Stored entries

|---|

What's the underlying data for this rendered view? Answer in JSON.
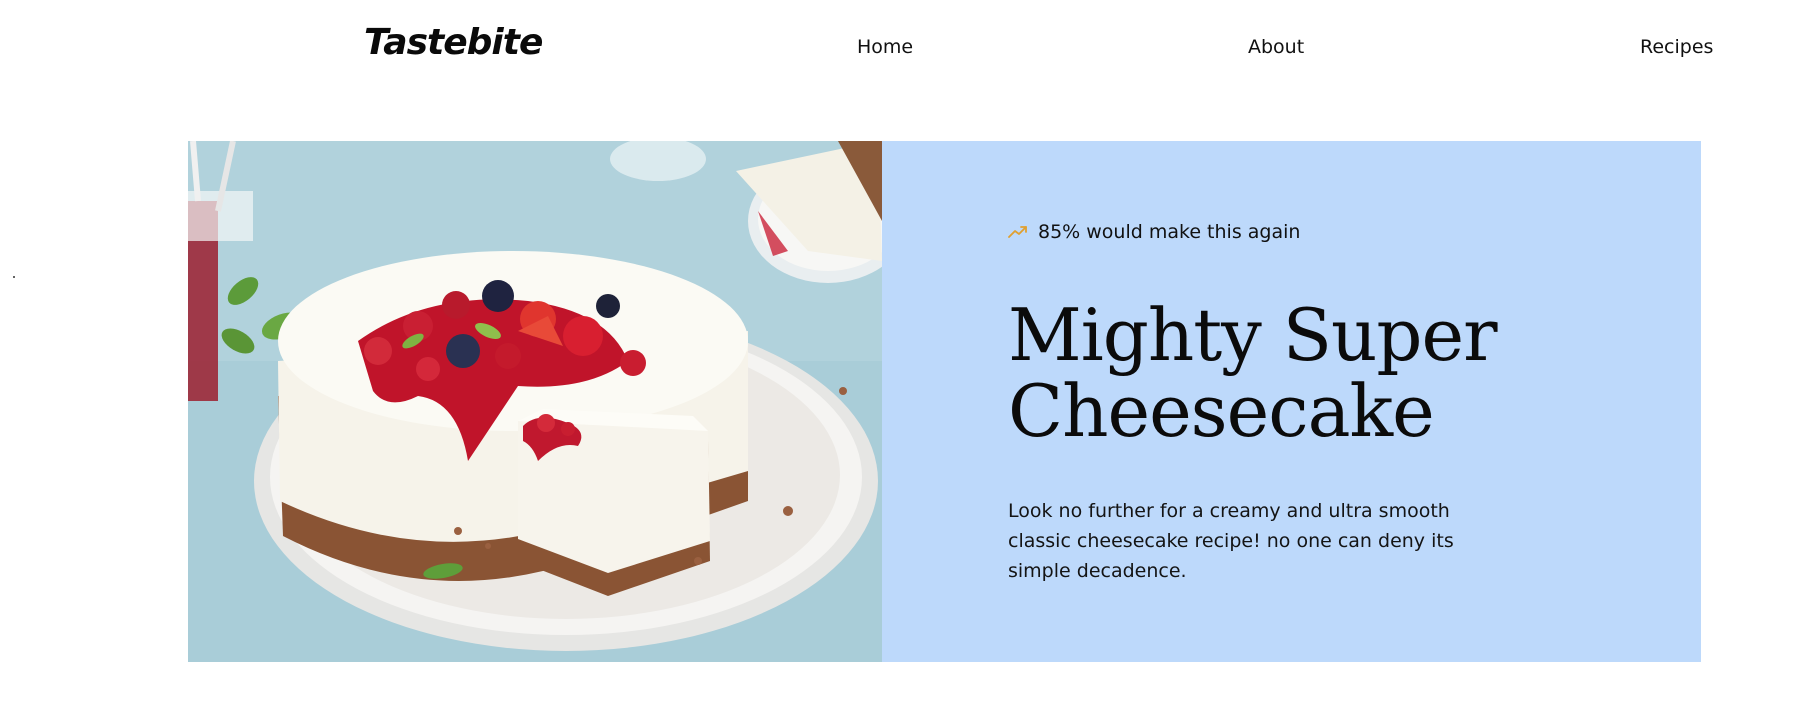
{
  "nav": {
    "brand": "Tastebite",
    "links": [
      {
        "label": "Home"
      },
      {
        "label": "About"
      },
      {
        "label": "Recipes"
      }
    ]
  },
  "hero": {
    "stat_icon": "trending-up-icon",
    "stat_text": "85% would make this again",
    "title": "Mighty Super Cheesecake",
    "description": "Look no further for a creamy and ultra smooth classic cheesecake recipe! no one can deny its simple decadence.",
    "image_subject": "cheesecake-with-berries-photo",
    "panel_color": "#bdd9fb",
    "stat_icon_color": "#e0a030"
  }
}
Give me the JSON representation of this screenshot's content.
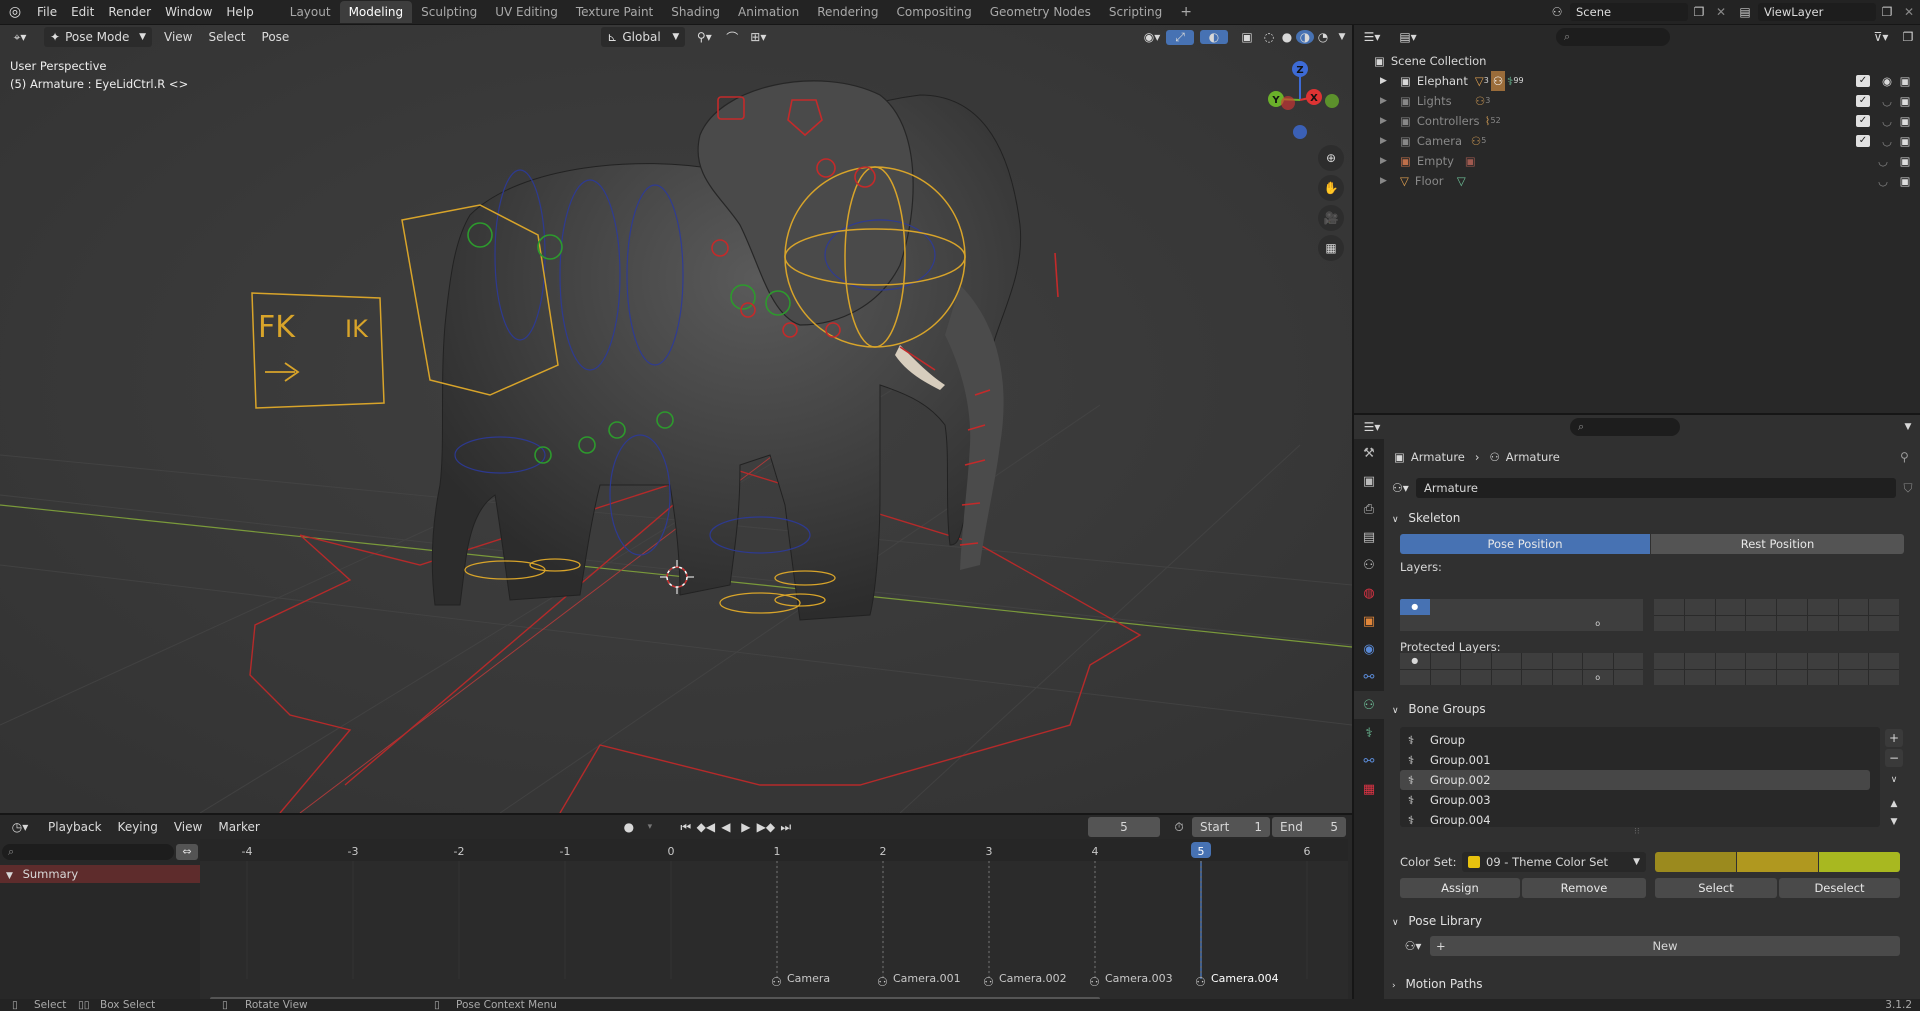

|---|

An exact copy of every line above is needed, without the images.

**YOUR RESPONSE**:
What's the underlying data for this rendered view? Answer in JSON.
{
  "nav": {
    "brand": "Tastebite",
    "links": [
      {
        "label": "Home"
      },
      {
        "label": "About"
      },
      {
        "label": "Recipes"
      }
    ]
  },
  "hero": {
    "stat_icon": "trending-up-icon",
    "stat_text": "85% would make this again",
    "title": "Mighty Super Cheesecake",
    "description": "Look no further for a creamy and ultra smooth classic cheesecake recipe! no one can deny its simple decadence.",
    "image_subject": "cheesecake-with-berries-photo",
    "panel_color": "#bdd9fb",
    "stat_icon_color": "#e0a030"
  }
}
Give me the JSON representation of this screenshot's content.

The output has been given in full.